After that, we kept up through phone calls, but mostly online, through MySpace, then Facebook. A few months ago, when I posted a new picture of my slimming self on Facebook, he commented, accusing me of getting a facelift and saying he'd scratch my eyes out if I had.

Last week, I saw fake tarot readings in a sitcom and it prompted me to post that memory of us on Facebook. I tagged him in it and I am glad I did. Because of that post, one of his friends reached out to me today to let me know that Volodiya died yesterday, after a long bout of pneumonia. When he was living in Seattle, he contracted HIV, so the manner of his death does not come as a complete surprise. I did not expect it to come so soon, though.

I'll miss my friend dearly. He was the type of friend I could pick up with after many months without contact and everything would be just as it always was.


Unbreakable

What doesn't kill me makes me awesome(Originally published on Opinions for Nothing.)

I don't think I'm invincible, but I do think I'm unbreakable. I believe, with every ounce of my being, that there is nothing in this world that can happen to me from which I won't recover, emotionally. Nothing.

I consider all possibilities. What is the worst thing that can happen? How would I deal with it? I have the answers to those questions and, whether or not I am right, having thought about it gives me the strength to get through it. It's not morbid to think about those things. I am realistic and I know that the worst thing to happen isn't the likely thing to happen, but I want to be prepared. Loss of limb? Death of my spouse or my child or my sister? Loss of sight or hearing? Chronic or terminal disease? Loss of all of my worldly possessions? I've considered them all. I will be distraught if (when) one of those things comes to pass, but I will not be destroyed. One day, many days ahead, I will emerge on the other side.

Last year was the worst year of my life. At the low point of the worst year of my life, my mom was killed in a car accident. It was already bad before that, and it was worse after. 2010 was my nemesis, kicking me when I was down, throwing salt in my wounds, kneeling on my chest every time I tried to stand up. I don't believe that time heals all, but I know that every situation is temporary. My mom is never coming back -- that is permanent -- but every day since she died is a day that I lived, a day that has passed, a day that will never come again. Everything changes, and if I can continue to think, and act, and breathe, and be myself, then I can survive any situation. I may be changed, but I will also be whole, unbroken.

This life is the only one I get and I will never give up on myself.


My Dad

My parents' wedding day

(Originally published on Opinions for Nothing.)

My dad was 19 years old when he married my mom. She was 16 years old, and three months pregnant with me. My parents separated when I was five years old, and divorced when I was nine years old.

My dad wasn't known for his lawful behavior. He didn't make court-ordered child support payments. He infrequently took advantage of court-allowed visitations with his children. He did not adhere to laws prohibiting the possession, use, and sale of illegal drugs.

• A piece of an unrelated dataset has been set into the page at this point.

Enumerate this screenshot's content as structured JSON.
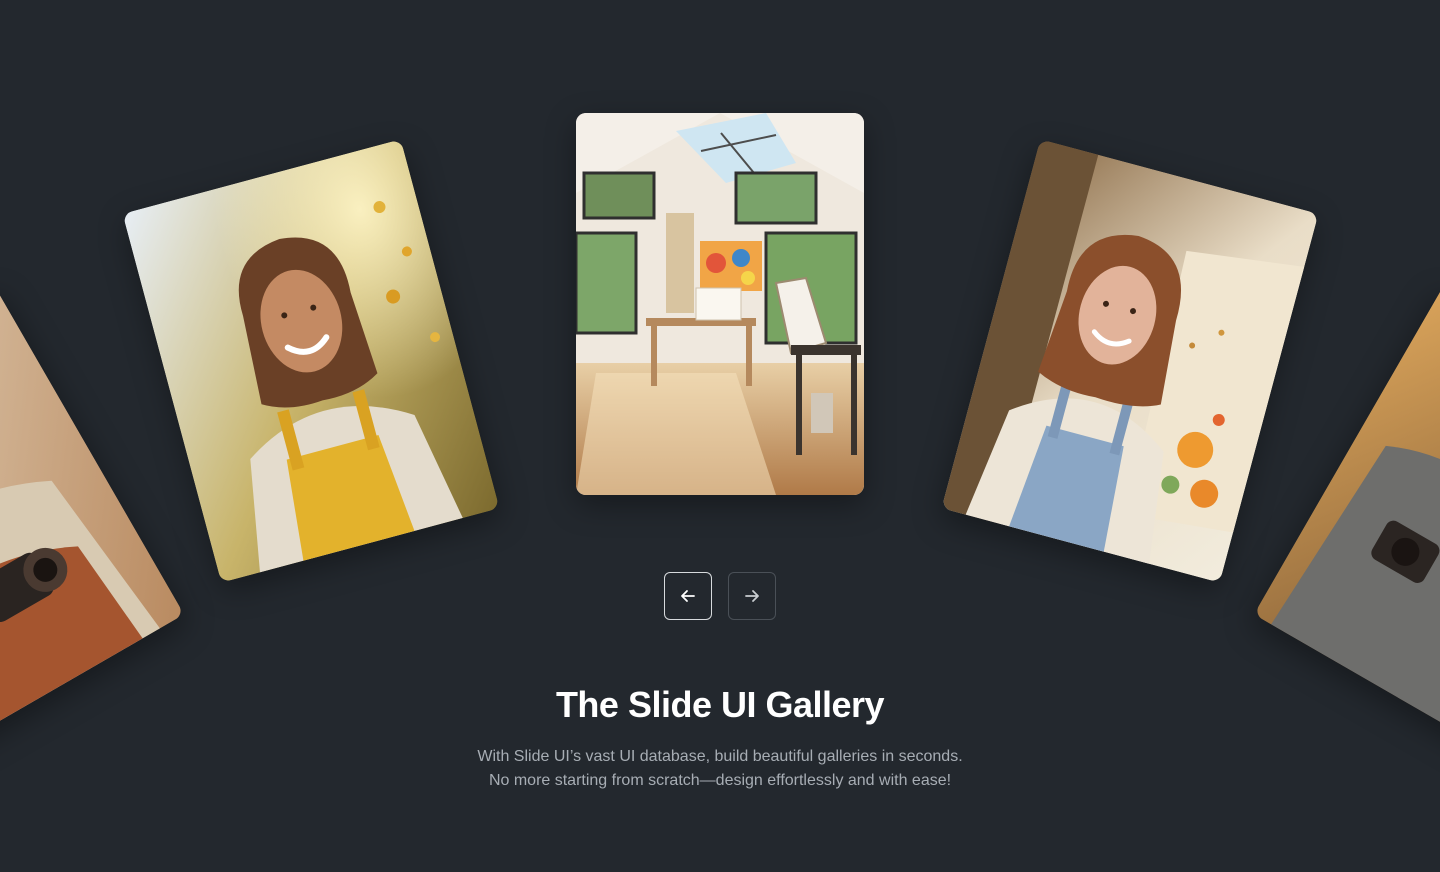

Two of the three things on that list caused him to be in and out of jail for much of my childhood.

My dad was book smart without a college degree. After he left the Air Force, he was an engineering technician until the recession of the late-'80s and early-'90s. After that, he drifted from odd job to odd job, preferring those that paid cash so he wouldn't have to make child support payments. It's unfortunate that he never grew up.

When I was in college, I made peace with the fact that my dad was never going to change and never going to be the kind of dad I needed. He was family and I still loved him, but as long as I expected him to act like a father, I would be disappointed. I resolved to treat him like an uncle -- not even a favorite uncle. After that, we had a much better relationship.

Eventually, my dad paid off the back child support with an extended jail term. I was well into my 20s by then. When he was released, he moved to New Mexico to live with my retired grandmother. He had a steady job and had been promoted to a supervisory position when he was diagnosed with pancreatic cancer. Eighteen months later, at the age of 50, he was dead. Today would have been his 57th birthday.